Depending on the nature of the response, it is a good idea to make it clear to the employee that you are there to assist and want to help him/her succeed. Convey that you and the company care about him/her as an employee and person and are willing to assist. Encourage the employee to communicate with you, and if the employee is not comfortable doing so for any reason, let him or her know you can facilitate an introduction to the appropriate internal resources available to assist. Your goal is to show the employee a go-forward path to assistance and success, whatever that may be, which will hopefully encourage an employee struggling with an addiction problem to seek the help being offered.

You want to avoid accusatory questions like “Bob, you must be on drugs to behave that way,” “Bob, are you high saying something like that?,” etc., which are likely to both alienate and offend the employee, and also undermine leadership and management credibility with Bob (and most likely his teammates, even if they are frustrated and upset with Bob).
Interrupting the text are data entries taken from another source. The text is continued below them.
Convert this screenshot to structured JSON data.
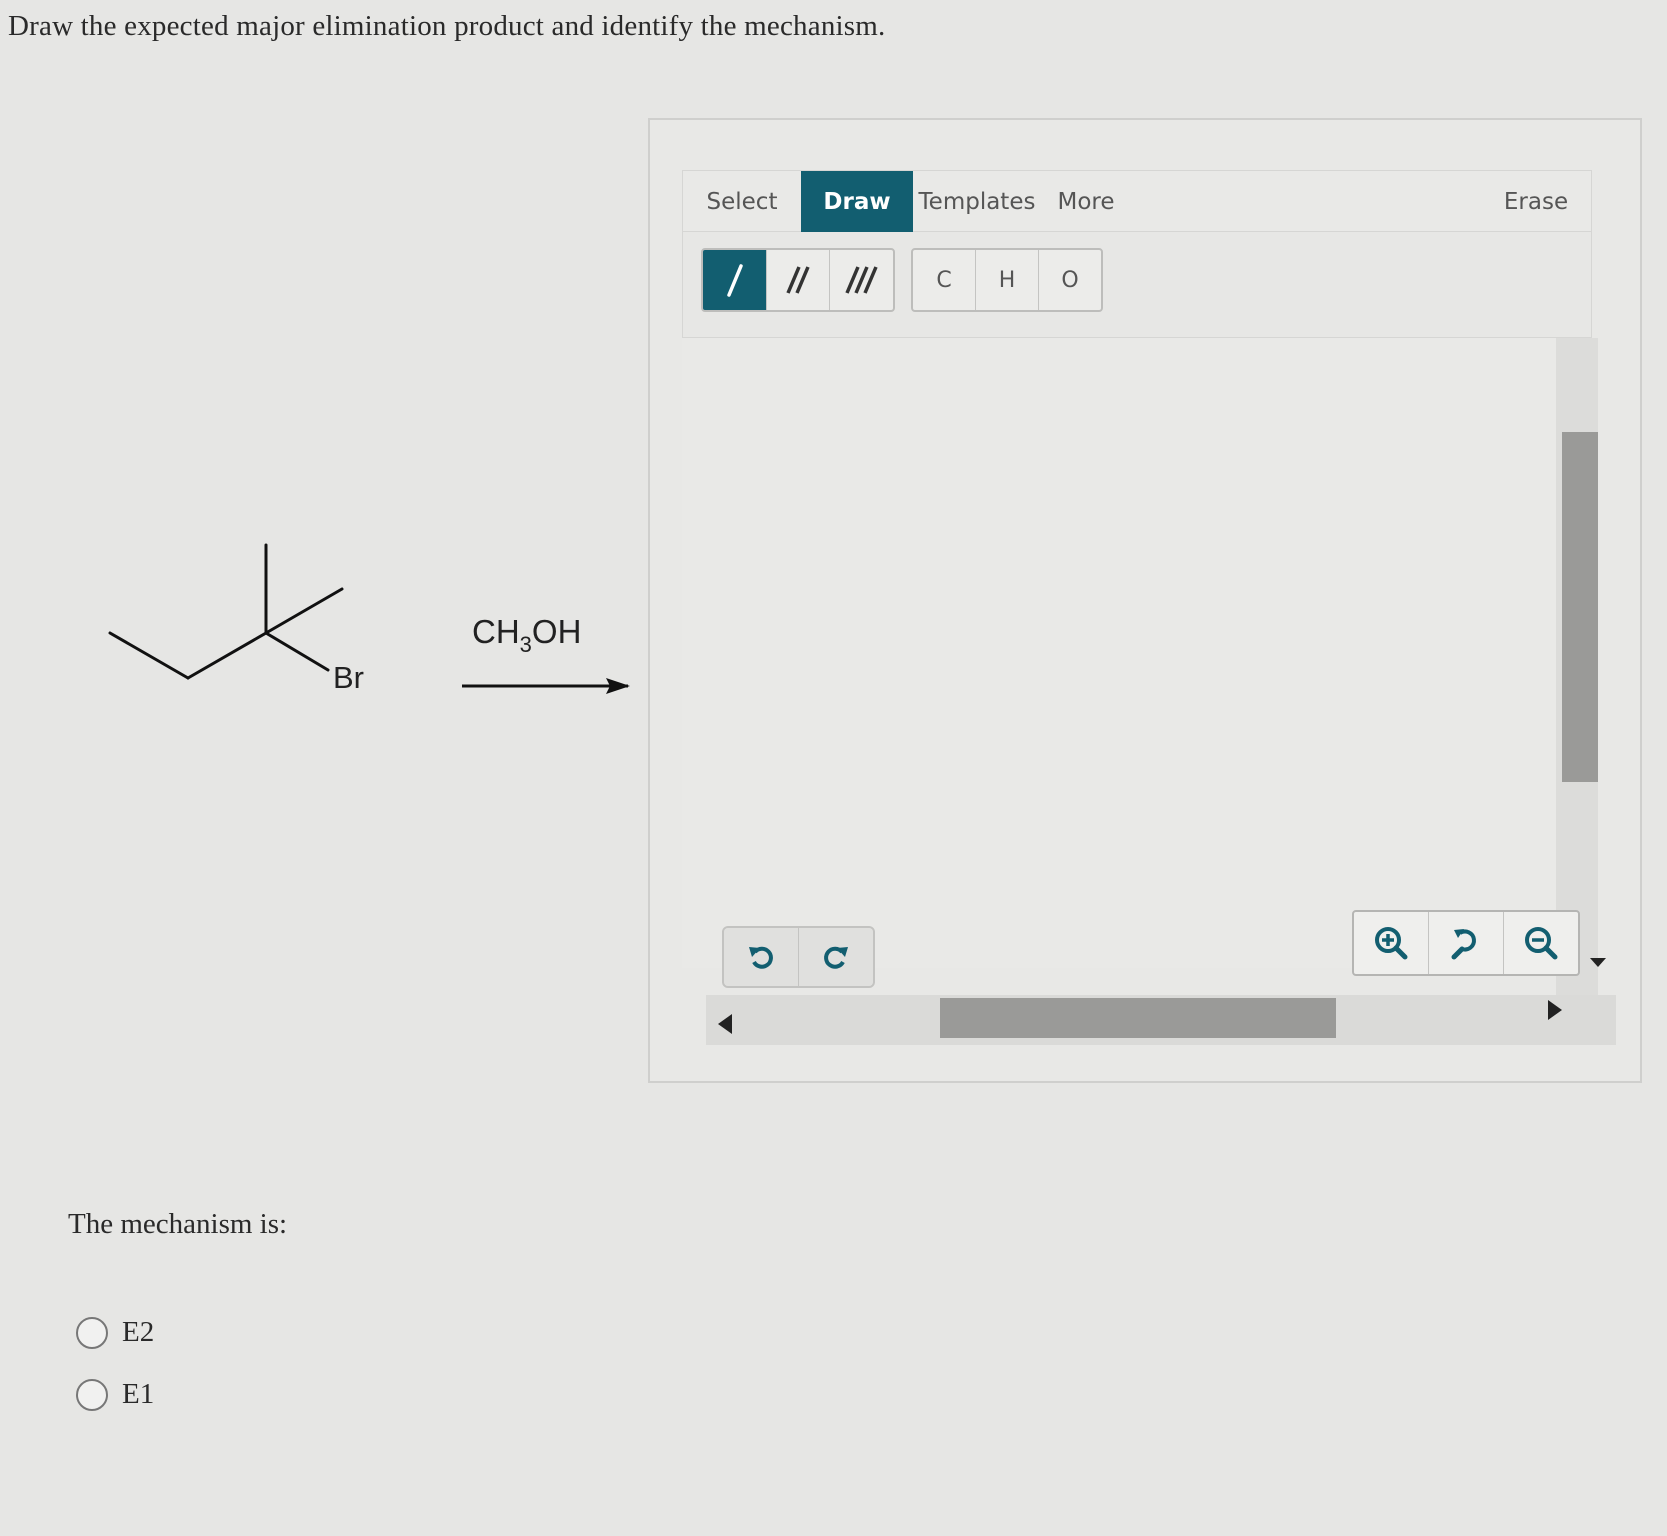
{
  "question": {
    "text": "Draw the expected major elimination product and identify the mechanism."
  },
  "reaction": {
    "leaving_group": "Br",
    "reagent": {
      "main": "CH",
      "sub": "3",
      "tail": "OH"
    }
  },
  "mechanism": {
    "label": "The mechanism is:",
    "options": [
      {
        "label": "E2",
        "selected": false
      },
      {
        "label": "E1",
        "selected": false
      }
    ]
  },
  "editor": {
    "tabs": [
      {
        "label": "Select",
        "active": false
      },
      {
        "label": "Draw",
        "active": true
      },
      {
        "label": "Templates",
        "active": false
      },
      {
        "label": "More",
        "active": false
      }
    ],
    "erase_label": "Erase",
    "bond_tools": [
      {
        "name": "single-bond",
        "active": true
      },
      {
        "name": "double-bond",
        "active": false
      },
      {
        "name": "triple-bond",
        "active": false
      }
    ],
    "atoms": [
      "C",
      "H",
      "O"
    ],
    "history_icons": [
      "undo-icon",
      "redo-icon"
    ],
    "zoom_icons": [
      "zoom-in-icon",
      "zoom-reset-icon",
      "zoom-out-icon"
    ],
    "accent_color": "#125e70"
  }
}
That being said, it is critical to use such a conversation to re-set expectations.  For example, Bob’s response to the inquiry about attendance issues is “I’m fine. I’ve just has been struggling with some personal issues outside of work and will fix it.” The appropriate follow-up should be along the lines of “Ok Bob. Let me know if I can assist in any way. Please keep in mind that if your attendance issues continue our next conversation will be a disciplinary event, which I prefer to avoid.” Point being Bob is now on notice that the ongoing attendance issues will not be tolerated, and if they continue, there will be real consequences. 

Obviously, the tone and tenor of such a conversation will depend on whether this is the first or second such evolution, as opposed to a scenario when the initial session(s) failed to resolve the issue. The first or second such “coaching” session will generally be collaborative and problem-solving oriented, but subsequent conversations will necessarily need to be more discipline-oriented. Either way, the employee needs to be re-calibrated on expectations and consequences, so there is no misunderstanding as to what will happen if the issue is not successfully addressed.

The Strategy Plan

Strong leadership (at every level of management) is essential to successfully identifying and addressing difficult employee issues, and that is equally true with addiction issues. Strong leadership creates a culture and environment which encourages employees struggling with such an issue to self-report and seek assistance. The converse is also true. Consequently, it is imperative to train supervisors and managers on both their leadership and management responsibilities and expectations in this regard. 

Training should impress upon supervisors and managers the need, as both a good leader and manager, to daily pay attention to the employees they supervise and manage, and if they identify an employee issue (of whatever variety) they are expected and empowered to timely and appropriately engage. Likewise, train them on how to effectively communicate, so they become comfortable having inherently uncomfortable conversations, and positively engage in conflict designed to drive issues to an appropriate resolution. Finally, train them to timely report such issues to those authorized to address them. That way, supervisors and managers understand the limitations of their decision-making authority and do not feel abandoned on a proverbial island with no assistance available.

See something, say something, do something.

If you have any questions regarding the issues discussed in this Alert, please contact Fred Bissinger,, partner in FordHarrison’s Nashville office, or the FordHarrison attorney with whom you usually work.